**Task statement:** Locate every line in the records below that holds the word "icon" and return each one.

**Data shown:**

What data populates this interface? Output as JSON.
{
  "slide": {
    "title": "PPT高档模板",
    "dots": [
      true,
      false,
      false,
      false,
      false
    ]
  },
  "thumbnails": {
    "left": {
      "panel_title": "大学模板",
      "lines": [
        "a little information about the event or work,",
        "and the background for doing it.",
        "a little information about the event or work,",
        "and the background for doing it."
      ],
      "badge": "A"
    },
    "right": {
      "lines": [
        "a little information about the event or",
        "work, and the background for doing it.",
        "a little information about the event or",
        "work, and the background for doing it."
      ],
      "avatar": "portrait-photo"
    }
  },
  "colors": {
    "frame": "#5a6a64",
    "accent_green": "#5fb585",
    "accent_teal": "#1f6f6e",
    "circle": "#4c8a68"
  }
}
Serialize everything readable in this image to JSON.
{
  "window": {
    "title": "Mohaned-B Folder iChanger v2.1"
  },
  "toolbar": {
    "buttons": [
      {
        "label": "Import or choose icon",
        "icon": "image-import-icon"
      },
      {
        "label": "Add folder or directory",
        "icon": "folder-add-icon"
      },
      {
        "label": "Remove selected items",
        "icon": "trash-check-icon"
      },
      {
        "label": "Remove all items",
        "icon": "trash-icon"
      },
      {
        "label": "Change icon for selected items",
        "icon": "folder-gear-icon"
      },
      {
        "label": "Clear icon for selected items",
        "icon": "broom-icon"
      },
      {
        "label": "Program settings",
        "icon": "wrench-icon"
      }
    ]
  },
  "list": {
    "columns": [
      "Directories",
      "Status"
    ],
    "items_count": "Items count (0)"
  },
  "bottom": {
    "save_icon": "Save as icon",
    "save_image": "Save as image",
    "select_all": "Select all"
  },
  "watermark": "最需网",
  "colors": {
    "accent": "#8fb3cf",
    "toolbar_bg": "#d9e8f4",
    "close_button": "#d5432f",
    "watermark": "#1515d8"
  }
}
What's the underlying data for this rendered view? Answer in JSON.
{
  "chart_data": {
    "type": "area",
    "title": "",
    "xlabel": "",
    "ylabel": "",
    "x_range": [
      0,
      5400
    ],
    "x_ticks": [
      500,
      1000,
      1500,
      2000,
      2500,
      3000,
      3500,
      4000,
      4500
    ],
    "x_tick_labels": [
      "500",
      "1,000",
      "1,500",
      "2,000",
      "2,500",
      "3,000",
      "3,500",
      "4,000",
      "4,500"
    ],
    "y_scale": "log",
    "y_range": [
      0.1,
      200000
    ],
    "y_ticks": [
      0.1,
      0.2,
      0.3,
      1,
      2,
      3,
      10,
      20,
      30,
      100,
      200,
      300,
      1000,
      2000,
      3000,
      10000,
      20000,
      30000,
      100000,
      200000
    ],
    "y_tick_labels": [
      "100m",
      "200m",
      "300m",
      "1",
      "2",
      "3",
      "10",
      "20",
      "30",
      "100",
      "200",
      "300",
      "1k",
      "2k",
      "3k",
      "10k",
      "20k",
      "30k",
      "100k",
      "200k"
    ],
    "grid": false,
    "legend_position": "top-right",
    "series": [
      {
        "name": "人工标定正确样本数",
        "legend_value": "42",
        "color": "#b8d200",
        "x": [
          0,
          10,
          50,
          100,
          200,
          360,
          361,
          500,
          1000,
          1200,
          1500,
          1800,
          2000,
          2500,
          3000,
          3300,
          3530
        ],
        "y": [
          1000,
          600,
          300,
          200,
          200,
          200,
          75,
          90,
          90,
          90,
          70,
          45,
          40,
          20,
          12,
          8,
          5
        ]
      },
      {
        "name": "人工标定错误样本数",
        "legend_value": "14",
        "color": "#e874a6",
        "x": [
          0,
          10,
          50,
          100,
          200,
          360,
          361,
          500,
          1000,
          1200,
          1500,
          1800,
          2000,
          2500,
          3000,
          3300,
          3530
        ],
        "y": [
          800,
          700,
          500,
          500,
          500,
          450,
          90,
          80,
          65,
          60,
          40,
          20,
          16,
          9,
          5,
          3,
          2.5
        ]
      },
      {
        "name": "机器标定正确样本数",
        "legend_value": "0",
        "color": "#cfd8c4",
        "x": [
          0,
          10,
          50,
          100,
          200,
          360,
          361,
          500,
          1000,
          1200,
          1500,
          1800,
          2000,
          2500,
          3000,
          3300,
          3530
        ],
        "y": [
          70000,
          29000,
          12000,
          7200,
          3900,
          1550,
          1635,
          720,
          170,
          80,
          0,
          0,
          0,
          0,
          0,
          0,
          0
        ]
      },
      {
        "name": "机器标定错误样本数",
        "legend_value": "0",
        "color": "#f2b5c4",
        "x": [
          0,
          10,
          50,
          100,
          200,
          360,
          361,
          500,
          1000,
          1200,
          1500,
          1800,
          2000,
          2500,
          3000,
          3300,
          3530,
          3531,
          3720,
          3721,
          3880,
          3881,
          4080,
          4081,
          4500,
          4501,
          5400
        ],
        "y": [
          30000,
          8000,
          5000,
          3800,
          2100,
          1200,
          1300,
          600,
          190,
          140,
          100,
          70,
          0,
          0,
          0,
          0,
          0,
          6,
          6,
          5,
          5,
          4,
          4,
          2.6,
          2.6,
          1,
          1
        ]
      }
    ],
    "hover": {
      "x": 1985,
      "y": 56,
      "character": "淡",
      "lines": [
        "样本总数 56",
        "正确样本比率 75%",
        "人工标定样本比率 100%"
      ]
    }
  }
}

**Output:**
        "label": "Import or choose icon",
        "icon": "image-import-icon"
        "icon": "folder-add-icon"
        "icon": "trash-check-icon"
        "icon": "trash-icon"
        "label": "Change icon for selected items",
        "icon": "folder-gear-icon"
        "label": "Clear icon for selected items",
        "icon": "broom-icon"
        "icon": "wrench-icon"
    "save_icon": "Save as icon",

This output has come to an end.